Music is the language of the soul. The really good, the really great, songs reach right down into the core of existence and make the world truly beautiful. It doesn't matter what the song is about, whether love, life, loss, or even politics. It could be upbeat, downbeat, a ballad, or poem. All that matters is that it come from the soul.

There was an explosion of music in the 1960s. It well embodied the spirit of the times, not only the general trend of the country and downward spiral of the government, but also what was in the hearts of people. Despite Neil Young's recent album, Deja Vu stands out as THE album of political protest, the trevails of life, the beauty of love, and the search for meaning.

After Woodstock the powers-that-be all but killed music. Since they couldn't stamp it out altogether they did their best to keep it from ever having the kind of power it had in the '60s. Despite that, it rallied in the mid-'80s with a strong beat and techno sound. It waned again with a brief rally in the early '90s with a few gems here and there. But after the Rodney King verdict riots in '92 the powers-that-be have tightened their grip even more so that now very little music has any real life in it. Most of what I get in rural MN is warmed over material from the past made safe because of its age.

I know there is great music being made now.

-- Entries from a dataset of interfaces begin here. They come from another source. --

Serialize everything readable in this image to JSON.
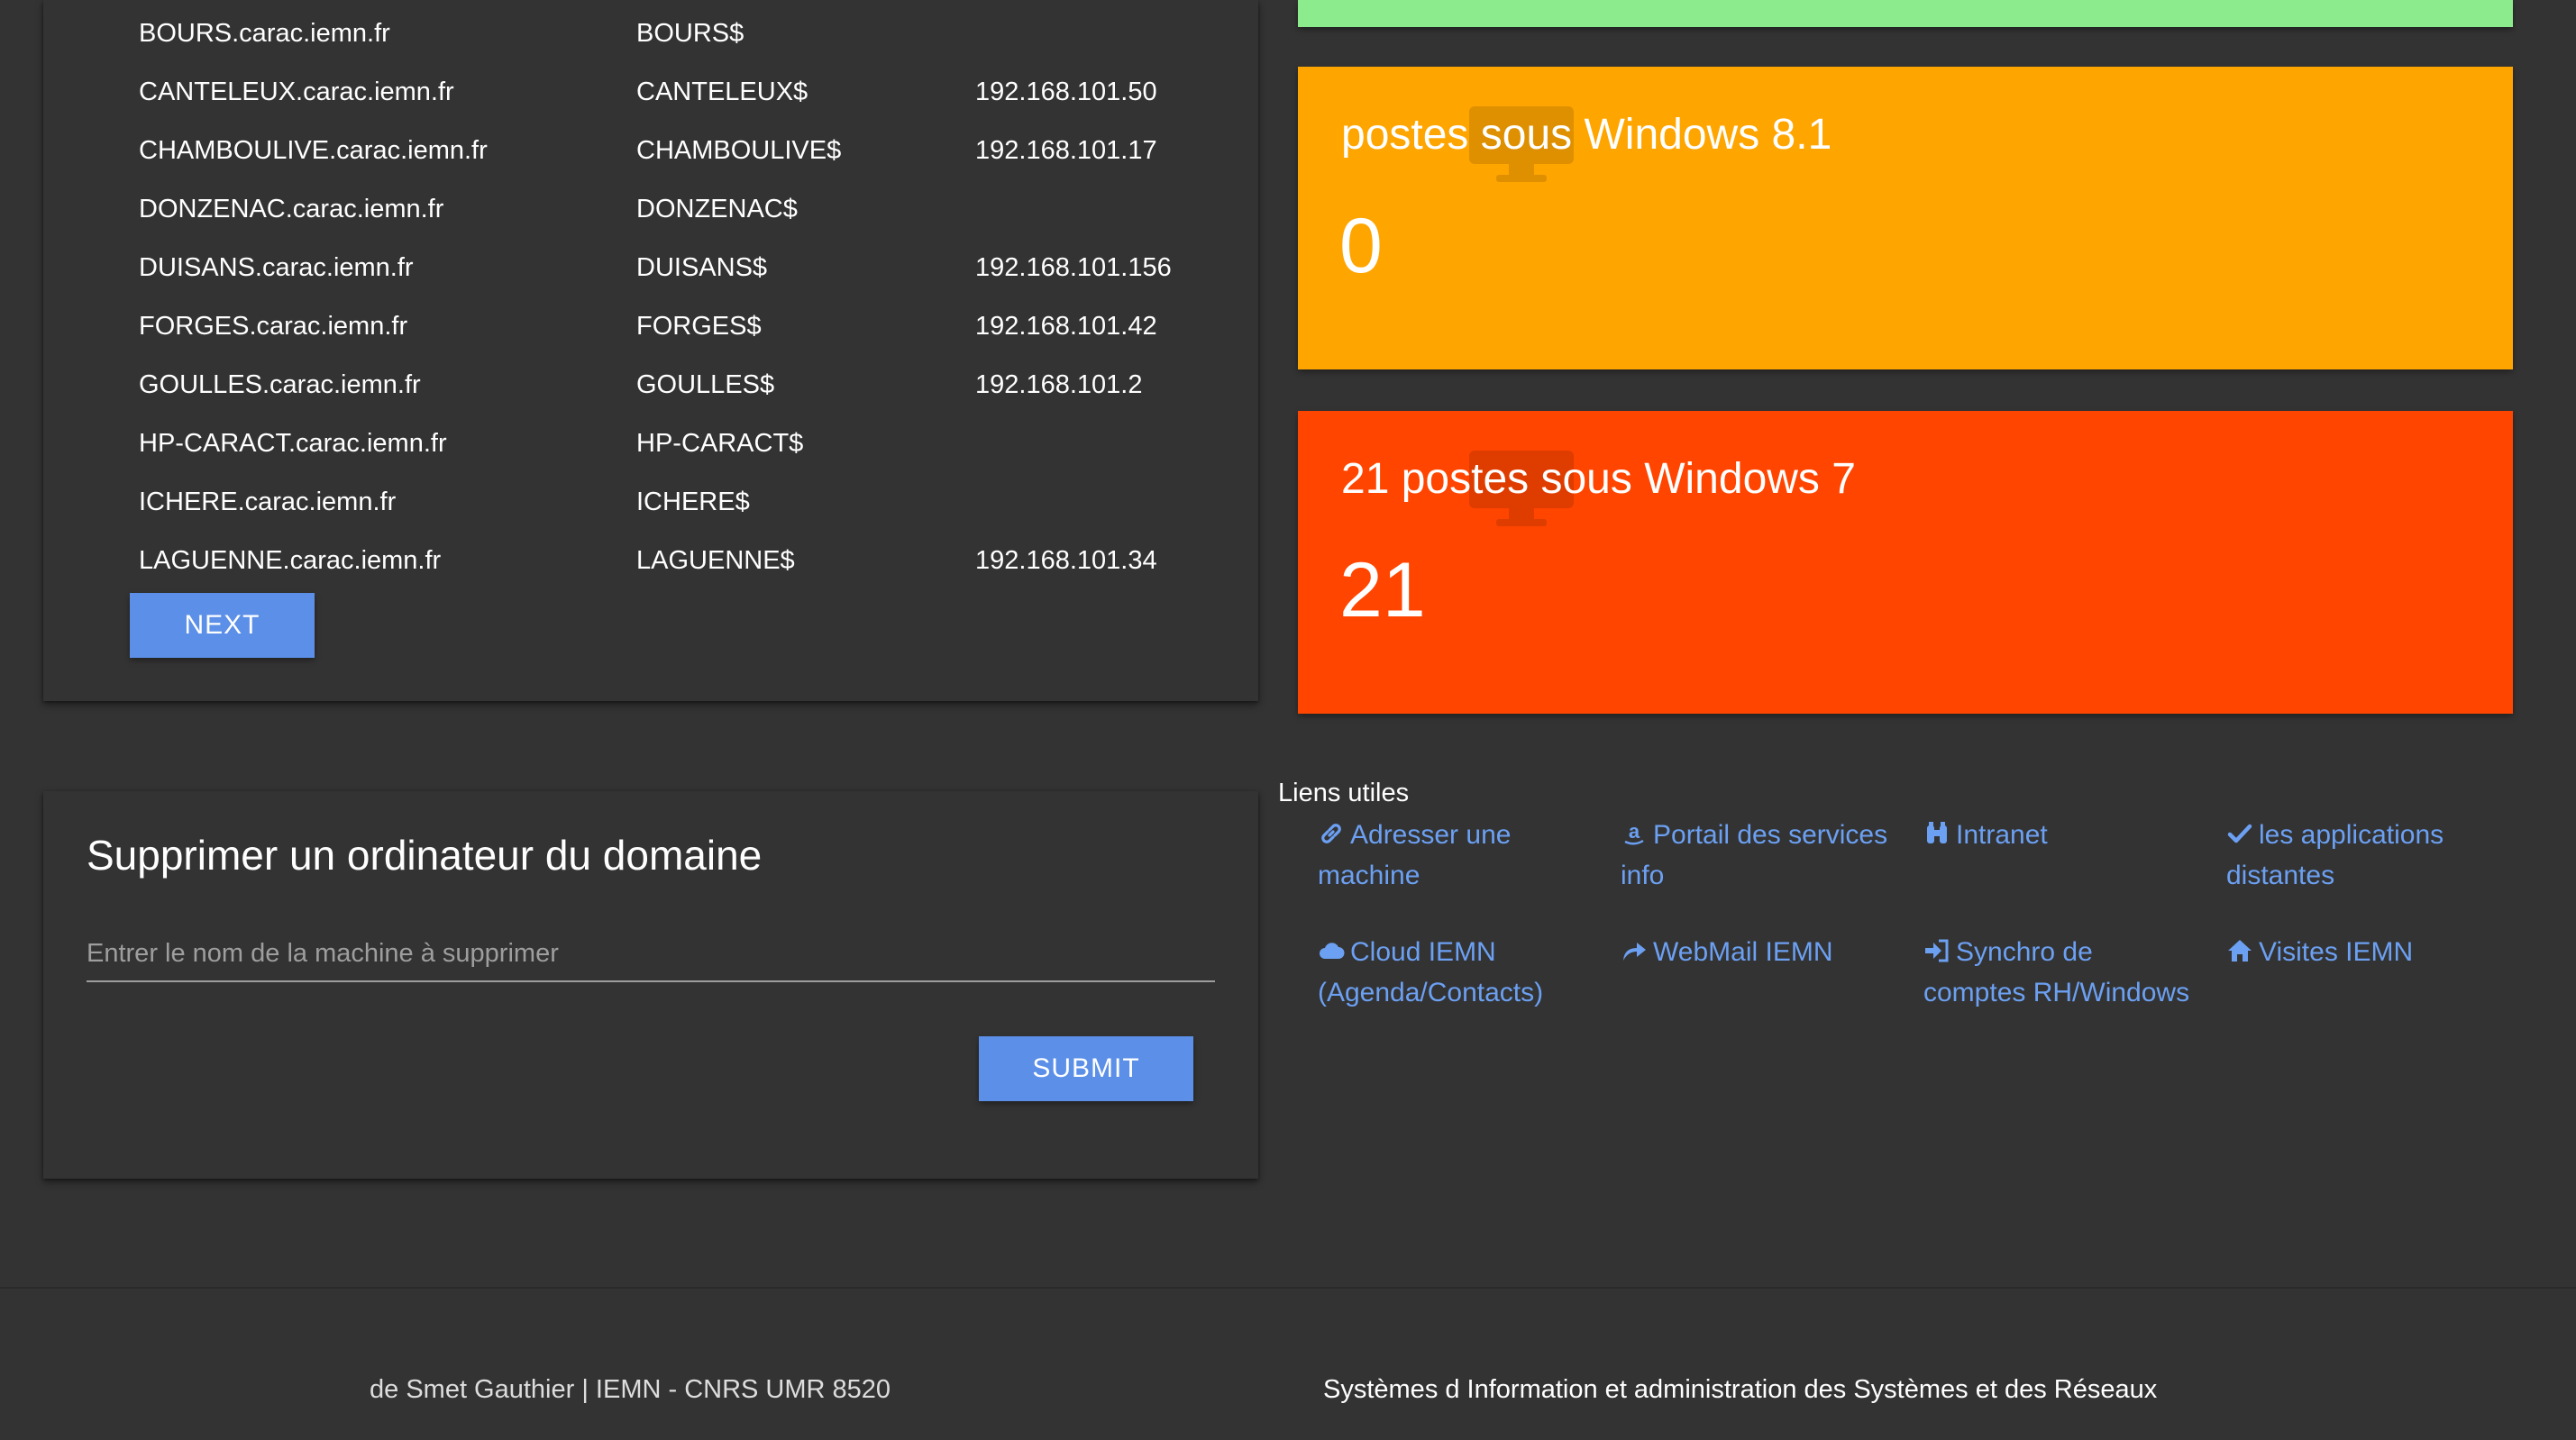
{
  "computers_table": {
    "rows": [
      {
        "dns_name": "BOURS.carac.iemn.fr",
        "sam_name": "BOURS$",
        "ip": ""
      },
      {
        "dns_name": "CANTELEUX.carac.iemn.fr",
        "sam_name": "CANTELEUX$",
        "ip": "192.168.101.50"
      },
      {
        "dns_name": "CHAMBOULIVE.carac.iemn.fr",
        "sam_name": "CHAMBOULIVE$",
        "ip": "192.168.101.17"
      },
      {
        "dns_name": "DONZENAC.carac.iemn.fr",
        "sam_name": "DONZENAC$",
        "ip": ""
      },
      {
        "dns_name": "DUISANS.carac.iemn.fr",
        "sam_name": "DUISANS$",
        "ip": "192.168.101.156"
      },
      {
        "dns_name": "FORGES.carac.iemn.fr",
        "sam_name": "FORGES$",
        "ip": "192.168.101.42"
      },
      {
        "dns_name": "GOULLES.carac.iemn.fr",
        "sam_name": "GOULLES$",
        "ip": "192.168.101.2"
      },
      {
        "dns_name": "HP-CARACT.carac.iemn.fr",
        "sam_name": "HP-CARACT$",
        "ip": ""
      },
      {
        "dns_name": "ICHERE.carac.iemn.fr",
        "sam_name": "ICHERE$",
        "ip": ""
      },
      {
        "dns_name": "LAGUENNE.carac.iemn.fr",
        "sam_name": "LAGUENNE$",
        "ip": "192.168.101.34"
      }
    ],
    "next_label": "NEXT"
  },
  "delete_form": {
    "title": "Supprimer un ordinateur du domaine",
    "placeholder": "Entrer le nom de la machine à supprimer",
    "submit_label": "SUBMIT"
  },
  "cards": {
    "win81": {
      "title": "postes sous Windows 8.1",
      "count": "0",
      "color": "#ffa500",
      "icon": "desktop-icon"
    },
    "win7": {
      "title": "21 postes sous Windows 7",
      "count": "21",
      "color": "#ff4500",
      "icon": "desktop-icon"
    },
    "top": {
      "color": "#8ceb8c"
    }
  },
  "links": {
    "title": "Liens utiles",
    "items": [
      {
        "label": "Adresser une machine",
        "icon": "link-icon"
      },
      {
        "label": "Portail des services info",
        "icon": "amazon-icon"
      },
      {
        "label": "Intranet",
        "icon": "binoculars-icon"
      },
      {
        "label": "les applications distantes",
        "icon": "check-icon"
      },
      {
        "label": "Cloud IEMN (Agenda/Contacts)",
        "icon": "cloud-icon"
      },
      {
        "label": "WebMail IEMN",
        "icon": "share-icon"
      },
      {
        "label": "Synchro de comptes RH/Windows",
        "icon": "sign-in-icon"
      },
      {
        "label": "Visites IEMN",
        "icon": "home-icon"
      }
    ],
    "color": "#6ca0f2"
  },
  "footer": {
    "left": "de Smet Gauthier | IEMN - CNRS UMR 8520",
    "right": "Systèmes d Information et administration des Systèmes et des Réseaux"
  }
}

It just never reaches my ears except for the occasional TV commercial here and there.

Without music that touches the soul, the spirit of the people will die. This is the great hope of the powers-that-be so that they may live with impunity as parasites on the backs of the people sucking out all that makes life good and sweet. If there has ever been a time when we need real music it is now. There have been far too many words and too few of the truly melodious notes that emanate from deep within and touch the souls of all who hear it. Where did that creativity of the '60s go? How will it ever be heard being chained as it is to the almighty dollar? Who will unleash it this time?

Monday, May 01, 2006

Saving the fetus and killing the child

Ok, so South Dakota has outlawed abortions and made it a crime to provide a safe, medical procedure.

So, life is safe for the fetus. But is life safe once it is born? Will those who feel that life is so precious that no fetus should go unborn also work to make the life it is born into worth living? Will the mother and the father, if he isn't gone, be loving parents who can provide for the child's needs? Will the child have enough food to eat, a decent and secure place to live, an education that teaches about the world and the people in it rather just how to be a cog in the money machine? Will the country and the world be a good place to live with friendly and kind people in it?

Or are the parents on their own, scratching for their bread, struggling to keep the child healthy, and fighting tooth and nail to keep from losing a job, being evicted, or going bankrupt?

Keeping women from having abortions is not the end of it. The care and feeding of the child must also be taken into account. Otherwise, it does no good to have the child be born only to die later on.

The outlawing of abortions doesn't prevent them and it certainly won't do anything to keep the child alive after it is born. Should the child die after birth from abandonment, neglect, illness, abuse, or privation, instead of saving a child, those who outlawed abortions will have killed it. By ignoring the conditions into which the child will be born, the blood of all dead children are on their hands.